=== Supplied material ===
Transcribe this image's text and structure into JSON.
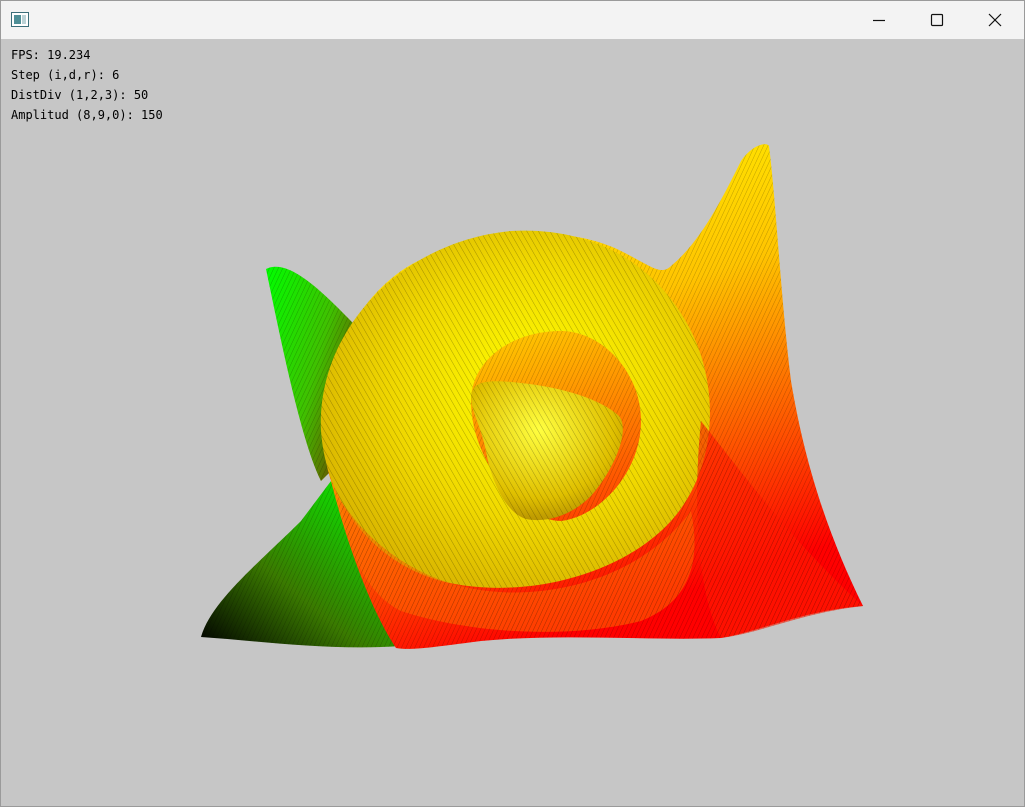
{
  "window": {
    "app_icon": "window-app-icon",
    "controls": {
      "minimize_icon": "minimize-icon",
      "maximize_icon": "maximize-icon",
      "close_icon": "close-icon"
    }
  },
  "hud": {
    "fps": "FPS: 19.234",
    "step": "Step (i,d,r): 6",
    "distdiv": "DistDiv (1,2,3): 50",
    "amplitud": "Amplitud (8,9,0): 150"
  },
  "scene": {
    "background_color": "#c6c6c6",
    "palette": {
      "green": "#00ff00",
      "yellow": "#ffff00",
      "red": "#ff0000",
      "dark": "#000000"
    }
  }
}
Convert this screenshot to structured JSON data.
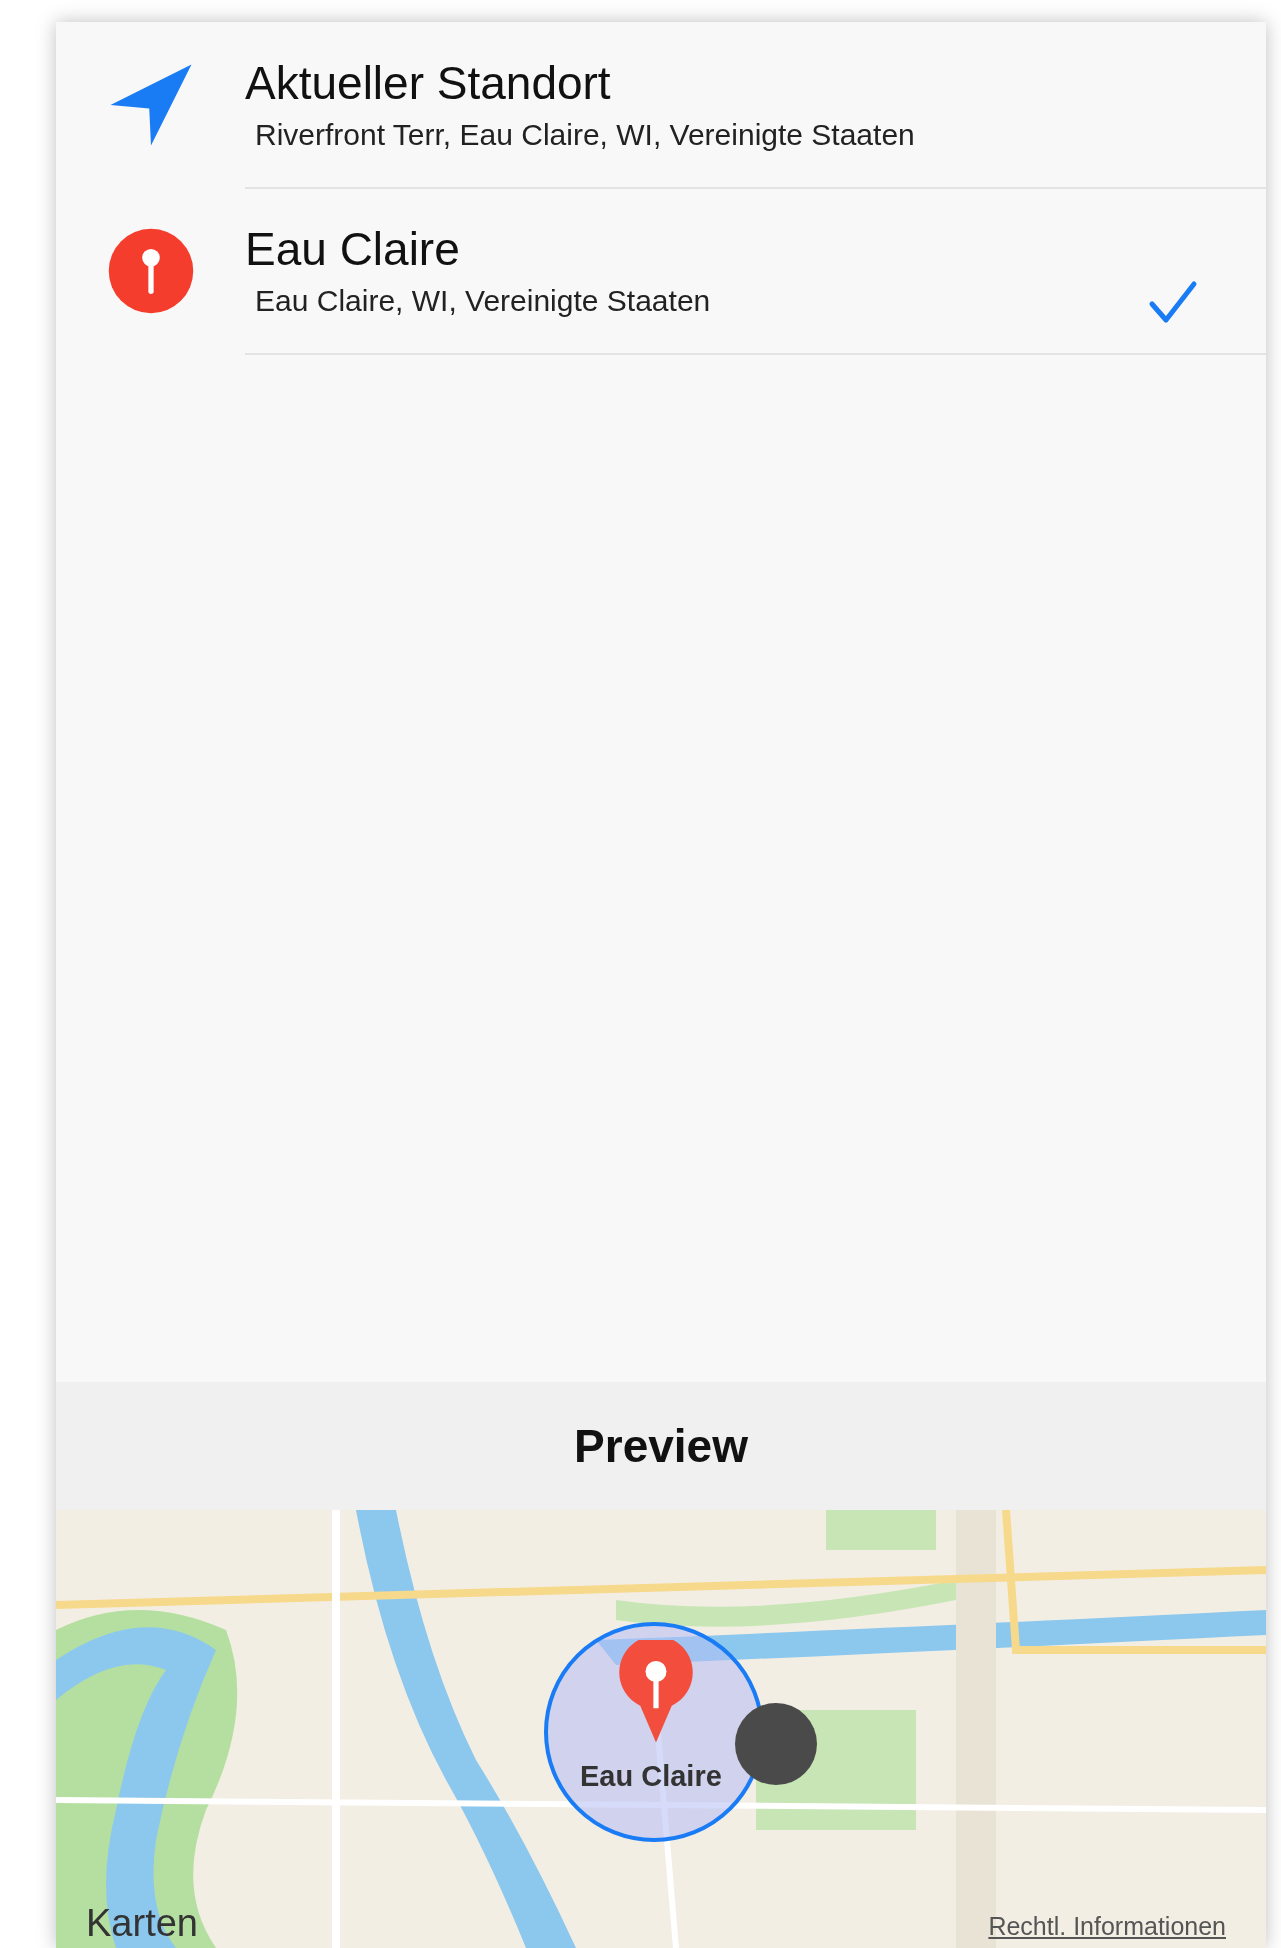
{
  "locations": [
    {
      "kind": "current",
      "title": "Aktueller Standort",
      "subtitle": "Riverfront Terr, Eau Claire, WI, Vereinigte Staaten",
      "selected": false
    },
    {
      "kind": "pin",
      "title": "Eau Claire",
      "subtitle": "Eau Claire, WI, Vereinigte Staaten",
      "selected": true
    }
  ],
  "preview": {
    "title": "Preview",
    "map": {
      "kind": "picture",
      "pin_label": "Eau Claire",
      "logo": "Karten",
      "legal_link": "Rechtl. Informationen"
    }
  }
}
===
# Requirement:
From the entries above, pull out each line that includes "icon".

# Result of this task:
    "app_icon": "window-app-icon",
      "minimize_icon": "minimize-icon",
      "maximize_icon": "maximize-icon",
      "close_icon": "close-icon"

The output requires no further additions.